As Engadget notes, the president referenced his lingering worries about the manner in which certain tech companies “collect, share and exploit our most personal data, deepen extremism and polarization in our country, tilt our economy's playing field, violate the civil rights of women and minorities and even put our children at risk.”

Specifically, Biden outlined three realms in which he believes change is needed, starting with privacy, and he noted that “serious federal protections,” particularly for children, must be implemented regarding how firms can collect, use, and share certain kinds of information about users.

The president also addressed concerns about the algorithms used by major tech companies, urging reform designed to “stop them from discriminating, keeping opportunities away from equally qualified women and minorities, or pushing content to children that threatens their mental health and safety.”

Biden's op-ed also wants to see reform in the direction of boosting competition across the tech industry and away from the tendency among successful platforms to “promote their own products while excluding or disadvantaging competitors.”

Congressional resolve uncertain

Biden emphatically declared, “We need bipartisan action from Congress to hold Big Tech accountable,” he observed, “[w]e've heard a lot of talk about creating committees,” and opined, “[i]t's time to walk the walk and get something done.” It remains uncertain whether Democrats and Republicans will be able to reconcile their divergent motivations and priorities and grant the president's wish.

While it is certainly true that there have been calls for Section 230 reform from both sides of the aisle, the rationales cited by Democrats and Republicans are entirely different.

For their part, Democrats have suggested that Big Tech firms need to face more stringent liability when they fail to moderate and remove what is deemed to be problematic user content, while Republicans have claimed that greater liability should come into play because those same companies remove and censor too much content, as CNN pointed out.

Despite Biden's decision to highlight the need for cooperation on this issue, the divided nature of the current Congress has made movement on the issue less likely, though that is not to say that efforts to find middle ground have come to a halt.

Algorithms protected?

On Feb. 21, the U.S. Supreme Court will entertain arguments in the matter of Gonzalez v. Google, a case pundits suggest could have a transformative effect on the Internet as it relates to Section 230, as the Washington Examiner notes.

At issue in the case are allegations against the Big Tech behemoth made by the family of a U.S. citizen killed in an ISIS attack in France back in 2015, as The Hill explains.

Family members of the victim claim that YouTube, owned by Google, hosted a platform that not only permitted posting of terrorist content online, but also – by way of its proprietary algorithm – pointed users to similar content designed to recruit new Islamic State supporters and incite violent activity.

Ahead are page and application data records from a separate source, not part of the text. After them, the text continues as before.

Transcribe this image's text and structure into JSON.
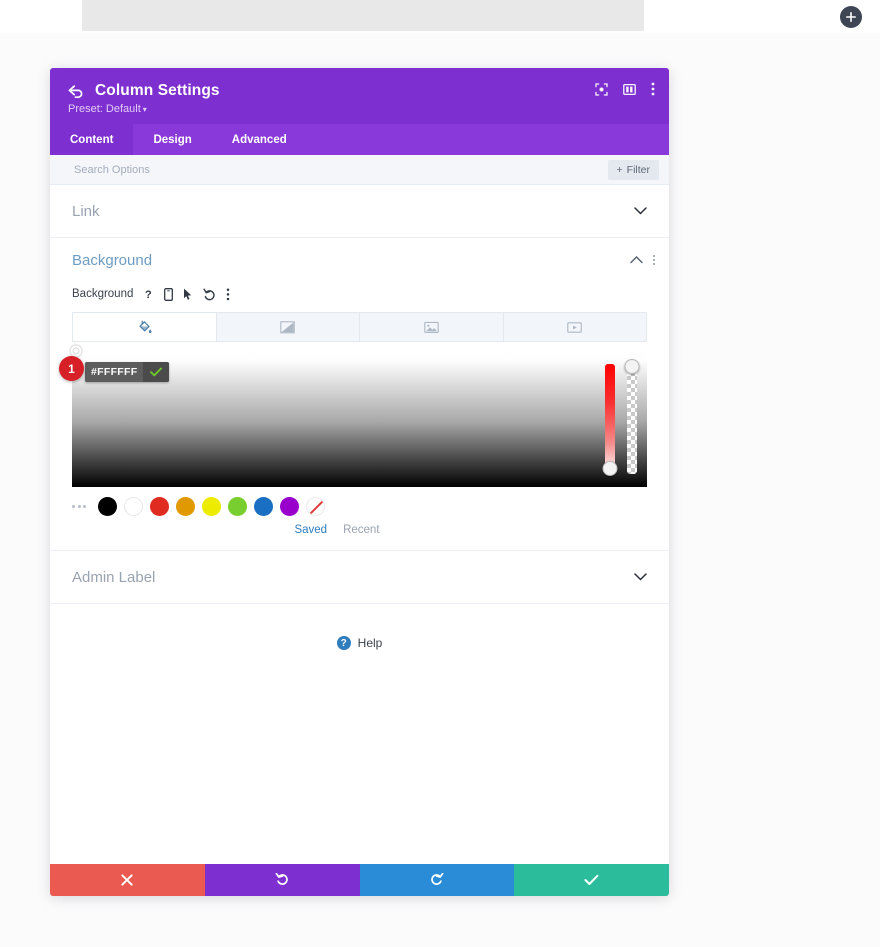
{
  "canvas": {
    "add_button_icon": "plus-icon"
  },
  "modal": {
    "title": "Column Settings",
    "preset_label": "Preset: Default",
    "preset_caret": "▾",
    "back_icon": "back-arrow-icon",
    "header_icons": [
      {
        "name": "focus-target-icon"
      },
      {
        "name": "layout-panel-icon"
      },
      {
        "name": "more-vertical-icon"
      }
    ],
    "tabs": [
      {
        "label": "Content",
        "active": true
      },
      {
        "label": "Design",
        "active": false
      },
      {
        "label": "Advanced",
        "active": false
      }
    ],
    "search": {
      "placeholder": "Search Options",
      "value": "",
      "filter_label": "Filter",
      "filter_plus": "+"
    },
    "sections": [
      {
        "label": "Link",
        "state": "collapsed",
        "chevron": "⌄"
      },
      {
        "label": "Background",
        "state": "expanded"
      },
      {
        "label": "Admin Label",
        "state": "collapsed",
        "chevron": "⌄"
      }
    ],
    "background_section": {
      "heading": "Background",
      "field_label": "Background",
      "field_icons": [
        {
          "name": "help-question-icon",
          "glyph": "?"
        },
        {
          "name": "responsive-phone-icon"
        },
        {
          "name": "hover-cursor-icon"
        },
        {
          "name": "reset-undo-icon"
        },
        {
          "name": "more-options-icon"
        }
      ],
      "type_tabs": [
        {
          "name": "background-color-tab",
          "icon": "paint-bucket-icon",
          "active": true
        },
        {
          "name": "background-gradient-tab",
          "icon": "gradient-icon",
          "active": false
        },
        {
          "name": "background-image-tab",
          "icon": "image-icon",
          "active": false
        },
        {
          "name": "background-video-tab",
          "icon": "video-icon",
          "active": false
        }
      ],
      "color_picker": {
        "hex_value": "#FFFFFF",
        "confirm_icon": "checkmark-icon",
        "step_badge": "1",
        "hue_slider_name": "hue-slider",
        "alpha_slider_name": "alpha-slider"
      },
      "swatches": [
        {
          "name": "swatch-black",
          "color": "#000000"
        },
        {
          "name": "swatch-white",
          "color": "#FFFFFF"
        },
        {
          "name": "swatch-red",
          "color": "#E02B20"
        },
        {
          "name": "swatch-orange",
          "color": "#E09900"
        },
        {
          "name": "swatch-yellow",
          "color": "#EDEB00"
        },
        {
          "name": "swatch-green",
          "color": "#78CE2E"
        },
        {
          "name": "swatch-blue",
          "color": "#1B6FC2"
        },
        {
          "name": "swatch-purple",
          "color": "#9900CC"
        },
        {
          "name": "swatch-transparent",
          "color": "transparent"
        }
      ],
      "palette_tabs": [
        {
          "label": "Saved",
          "active": true
        },
        {
          "label": "Recent",
          "active": false
        }
      ]
    },
    "help": {
      "label": "Help",
      "icon_glyph": "?"
    },
    "footer_buttons": [
      {
        "name": "cancel-button",
        "icon": "close-x-icon",
        "color": "#EA5A51"
      },
      {
        "name": "undo-button",
        "icon": "undo-arrow-icon",
        "color": "#7D2FD0"
      },
      {
        "name": "redo-button",
        "icon": "redo-arrow-icon",
        "color": "#2A8CD6"
      },
      {
        "name": "save-button",
        "icon": "checkmark-icon",
        "color": "#2BBD9B"
      }
    ]
  }
}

As such, the case turns largely on whether the court finds that Section 230's protections should extend even to the algorithms used by Google and others, and the matter is expected to yield a pivotal interpretation of the statute's scope.

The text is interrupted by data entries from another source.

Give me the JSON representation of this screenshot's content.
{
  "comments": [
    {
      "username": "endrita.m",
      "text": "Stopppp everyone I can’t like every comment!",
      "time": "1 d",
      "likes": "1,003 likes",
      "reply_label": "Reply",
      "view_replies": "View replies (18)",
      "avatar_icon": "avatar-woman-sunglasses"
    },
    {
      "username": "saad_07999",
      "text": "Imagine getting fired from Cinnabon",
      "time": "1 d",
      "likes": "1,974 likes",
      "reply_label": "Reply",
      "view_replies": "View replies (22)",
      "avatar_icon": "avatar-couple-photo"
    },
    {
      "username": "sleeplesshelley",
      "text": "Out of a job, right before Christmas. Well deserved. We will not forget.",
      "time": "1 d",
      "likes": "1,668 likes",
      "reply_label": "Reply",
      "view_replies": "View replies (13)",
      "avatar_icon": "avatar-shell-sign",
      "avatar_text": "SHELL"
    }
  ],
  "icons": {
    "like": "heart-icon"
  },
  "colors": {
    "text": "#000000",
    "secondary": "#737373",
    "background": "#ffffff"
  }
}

“Serious consequences” possible

In a brief filed with the high court on Thursday, Google contended that current interpretations of Section 230 must be upheld, suggesting that to do otherwise would leave the Internet “with a forced choice between overly curated mainstream sites or fringe sites flooded with objectionable content.”

The company further argued that changing the present, expansive application of Section 230 would “impede access to information, limit free expression, hurt the economy, and leave consumers more vulnerable to harmful online content.”

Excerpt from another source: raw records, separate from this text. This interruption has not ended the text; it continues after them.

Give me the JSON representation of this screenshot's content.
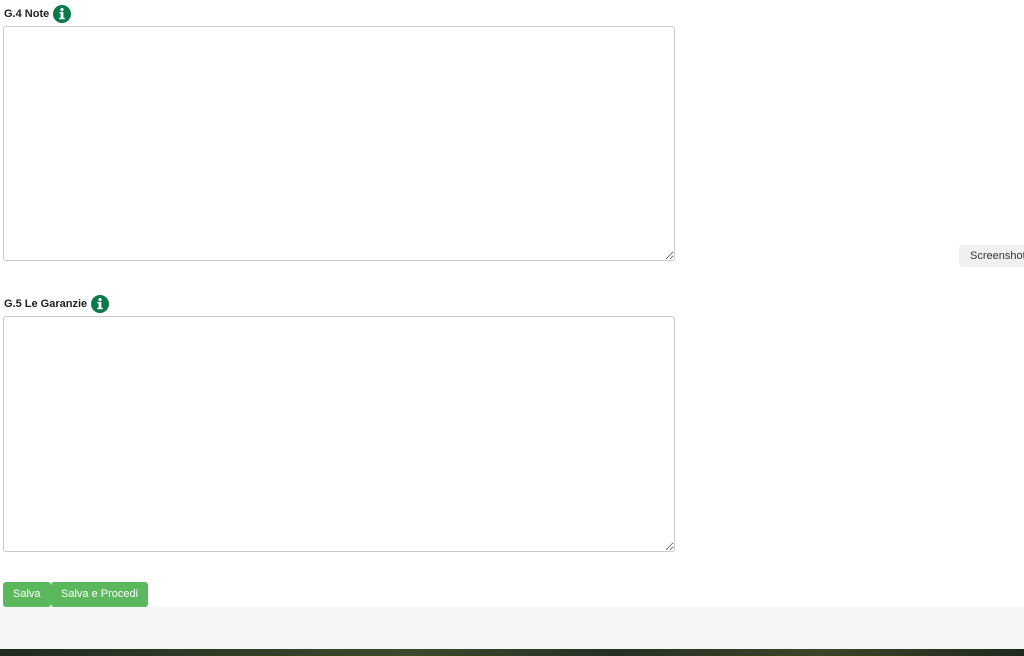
{
  "fields": [
    {
      "label": "G.4 Note",
      "value": ""
    },
    {
      "label": "G.5 Le Garanzie",
      "value": ""
    }
  ],
  "buttons": {
    "save": "Salva",
    "save_proceed": "Salva e Procedi"
  },
  "screenshot_tab": "Screenshot",
  "colors": {
    "info_icon": "#0a7a4a",
    "button_bg": "#5cb85c"
  },
  "icons": {
    "info": "info-circle-icon"
  }
}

Though it remains to be seen how the full court will ultimately receive Google's contentions on the Gonzalez case, Justice Clarence Thomas has already signaled his openness to reining in Section 230 protections for tech giants, stating back in 2020 that extending the statute's immunity “beyond the natural reading of the text can have serious consequences” and that a narrower reading of the law may be required.